Remembering Bruce Webb

“He epitomized so much about Gordon at its best.”

Bruce Webb, who taught students of economics and business at Gordon College for more than 35 years, passed away Nov. 10, 2015. A macroeconomist able to explain complicated concepts with remarkable clarity, he integrated philosophy and theology into his work with students, particularly in his popular course Christian Teaching on the Economy. “Bruce had an exceptional understanding of how Christian ethics and Christian theology intersect with economics across the whole sweep of Christian points of view and economic schools of thought,” says his colleague Stephen Smith.

Dr. Webb joined the Gordon faculty in 1977. In 1982, he was among the founding members of the Association of Christian Economists, and for many years he served as co-editor of its journal, Faith & Economics. Deeply committed to the liberal arts, he led the effort a decade ago that reshaped Gordon’s Core curriculum to express the Gordon ethos of global understanding, civic responsibility, theological reflection, aesthetic practice, and scientific methods and principles. For many years he directed the College’s Christianity, Character and Culture Program.

In 2009 he was honored with the College’s Senior Distinguished Faculty Award. “You would never catch this year’s recipient in an ivory tower,” said then-provost Mark Sargent as he announced the award. “In fact, you can just as easily catch him talking with a colleague or student about good novels, recent films and ancient philosophy as you can engage him in conversations about the complexities of his own field.” 

Dr. Webb retired in 2011, but as Emeritus Professor of Economics and Business he continued to write and teach part-time even as he continued to battle cancer.
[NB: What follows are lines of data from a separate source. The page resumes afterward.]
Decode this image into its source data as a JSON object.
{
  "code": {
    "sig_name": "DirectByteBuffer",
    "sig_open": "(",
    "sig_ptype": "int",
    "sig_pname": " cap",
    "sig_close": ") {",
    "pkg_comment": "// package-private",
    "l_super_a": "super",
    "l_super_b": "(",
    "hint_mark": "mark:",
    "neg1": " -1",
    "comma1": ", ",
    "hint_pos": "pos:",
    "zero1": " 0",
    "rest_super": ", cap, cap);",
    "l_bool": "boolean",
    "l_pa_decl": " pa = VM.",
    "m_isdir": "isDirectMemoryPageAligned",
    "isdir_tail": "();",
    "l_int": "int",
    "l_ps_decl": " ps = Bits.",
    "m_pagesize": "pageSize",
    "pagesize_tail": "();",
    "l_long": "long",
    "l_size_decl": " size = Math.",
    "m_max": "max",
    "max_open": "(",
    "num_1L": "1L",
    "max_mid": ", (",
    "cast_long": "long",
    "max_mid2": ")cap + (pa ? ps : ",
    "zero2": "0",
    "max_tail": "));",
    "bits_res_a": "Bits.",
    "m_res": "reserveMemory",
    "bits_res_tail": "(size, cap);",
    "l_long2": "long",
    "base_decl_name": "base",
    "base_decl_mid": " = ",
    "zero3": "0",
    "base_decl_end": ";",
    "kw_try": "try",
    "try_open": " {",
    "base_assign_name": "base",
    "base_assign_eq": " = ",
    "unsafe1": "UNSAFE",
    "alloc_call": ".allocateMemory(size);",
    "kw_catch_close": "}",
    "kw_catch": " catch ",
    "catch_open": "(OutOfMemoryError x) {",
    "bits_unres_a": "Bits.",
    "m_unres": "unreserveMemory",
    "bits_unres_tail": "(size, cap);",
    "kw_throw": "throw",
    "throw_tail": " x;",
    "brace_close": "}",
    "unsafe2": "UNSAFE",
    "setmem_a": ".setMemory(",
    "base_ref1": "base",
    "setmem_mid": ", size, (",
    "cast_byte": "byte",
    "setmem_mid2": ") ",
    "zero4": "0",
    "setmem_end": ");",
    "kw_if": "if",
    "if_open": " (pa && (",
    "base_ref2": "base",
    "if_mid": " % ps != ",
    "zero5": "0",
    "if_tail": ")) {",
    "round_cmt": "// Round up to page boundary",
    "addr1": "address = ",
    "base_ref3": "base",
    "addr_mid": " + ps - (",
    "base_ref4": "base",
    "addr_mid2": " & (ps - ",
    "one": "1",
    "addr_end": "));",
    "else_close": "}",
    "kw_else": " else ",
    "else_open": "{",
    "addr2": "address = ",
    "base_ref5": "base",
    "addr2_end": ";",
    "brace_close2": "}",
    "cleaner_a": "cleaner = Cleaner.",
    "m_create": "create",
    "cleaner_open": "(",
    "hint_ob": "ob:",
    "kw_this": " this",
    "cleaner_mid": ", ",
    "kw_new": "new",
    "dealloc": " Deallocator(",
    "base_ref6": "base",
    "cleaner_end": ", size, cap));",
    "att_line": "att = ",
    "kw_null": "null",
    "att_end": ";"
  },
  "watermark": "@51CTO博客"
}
He pursued writing projects about economic growth (as co-author of Human Flourishing: The Case for Economic Growth, published by American Enterprise Press in 2013), and about how Protestants can (and should) use Catholic social teaching.

“Bruce Webb epitomized so much about Gordon at its best: the teacher/scholar ideal for faculty, the vibrant connection between faith and our disciplines, and a high regard for the usefulness of liberal arts education in everyday life and for the common good,” says Dr. Smith.